Here’s a brief selection of links to some blog posts that have helped me grapple with the aftermath of Katrina in the last few days.
Two Cabbies in New Orleans, from the marvelous garden, is my favorite appreciation of the city so far. Never mind all the rampant corruption, endemic poverty, police brutality – it’s through stories like this that you learn the true flavor of a place. And in an update yesterday, Patry reported that she and her husband have made contact with one of the cabbies they befriended.
“The state of the city, and the number of the dead is far worse than anything you see on TV,” he said, his voice briefly cracking. “But I feel grateful to be alive, grateful that my children are safe. People have shown us so much love.”
“What do you need?” my husband asked.
Briefly, Chris faltered, his needs so clearly overwhelming. “I try not to think about that,” he said, attempting a laugh. “Because we need just about everything.”
Then he told us how his son had broken down in a particularly vulnerable moment.
“Where will we go? What will we do now?” the son asked.
And Chris responded, “We’ll be like Job. We’ll praise God more than ever and he’ll triple our bounty.”
Artist and former New Orleanian James W. Bailey wonders, Is America Really Prepared to Allow the Hoodoo Culture of New Orleans to be Destroyed by Hurricane Katrina? (thanks to Marja-Leena for the link). Black Cat Bone is an enjoyable new blog whose mission is
to burn the flesh off modern art to get down to the raw bone of what’s really happening with art in American society. Black Cat Bone is a free road trip through the wild, chaotic and blissful world of the contemporary visual arts and originates with a down-home Blues-based root philosophy born in the Delta of Mississippi. Broadcast live on the Internets on a daily basis from just outside our nation’s capital of Washington, D.C., Black Cat Bone utilizes advanced digital technology designed, engineered and manufactured by the Devil to tap into the cosmic positive powers of Hoodoo to better serve its world-wide audience…
The most linked-to essay in the blogosphere right now is all about Being Poor.
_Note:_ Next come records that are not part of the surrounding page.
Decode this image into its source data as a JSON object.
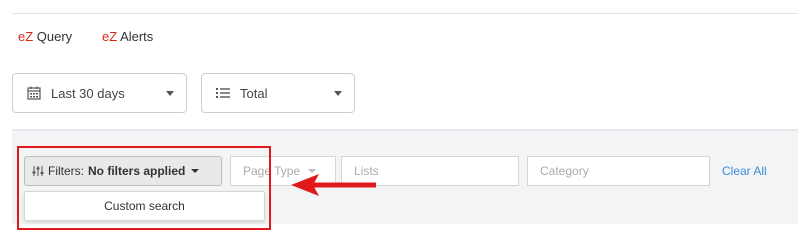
{
  "nav": {
    "query": {
      "prefix": "eZ",
      "label": " Query"
    },
    "alerts": {
      "prefix": "eZ",
      "label": " Alerts"
    }
  },
  "toolbar": {
    "date_range": {
      "icon": "calendar-icon",
      "value": "Last 30 days"
    },
    "metric": {
      "icon": "list-icon",
      "value": "Total"
    }
  },
  "filters": {
    "button_prefix": "Filters:",
    "button_status": "No filters applied",
    "icon": "sliders-icon",
    "page_type_placeholder": "Page Type",
    "lists_placeholder": "Lists",
    "category_placeholder": "Category",
    "clear_all": "Clear All"
  },
  "dropdown_menu": {
    "items": [
      {
        "label": "Custom search"
      }
    ]
  },
  "colors": {
    "brand": "#d9251c",
    "annotation": "#e01a1a",
    "link": "#3a8ed8"
  }
}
I hope that its popularity, and the passion evinced in its lengthy message string, are signs of the start of a national conversation on poverty and class, and are not just a flash in the pan.
Maria of alembic has written a great screed on Blinders.
For the social narcissist there can be no such thing as the working poor. It is inconceivable that people should be working and not have anything to show for it. For the social narcissist, it is better to think of the poor as dependent on the government or charity rather than not having a living wage. This way, the social narcissist doesn’t have to be accountable for his or her part in this distribution of the garden’s yield … or, to bring it home to the backyard, the possibility that our little paradise in Marin is not exactly a realization of our pure will in shaping the landscape. Better to feel sorry for the poor than to see how we are implicated in their plight…
Should we succumb to anger, though? Does anger ever really solve anything? After a couple briefer attempts to explain himself, Dale of mole lets loose with what he calls My official Buddhist sermon on the subject. I found little to disagree with, surprisingly enough.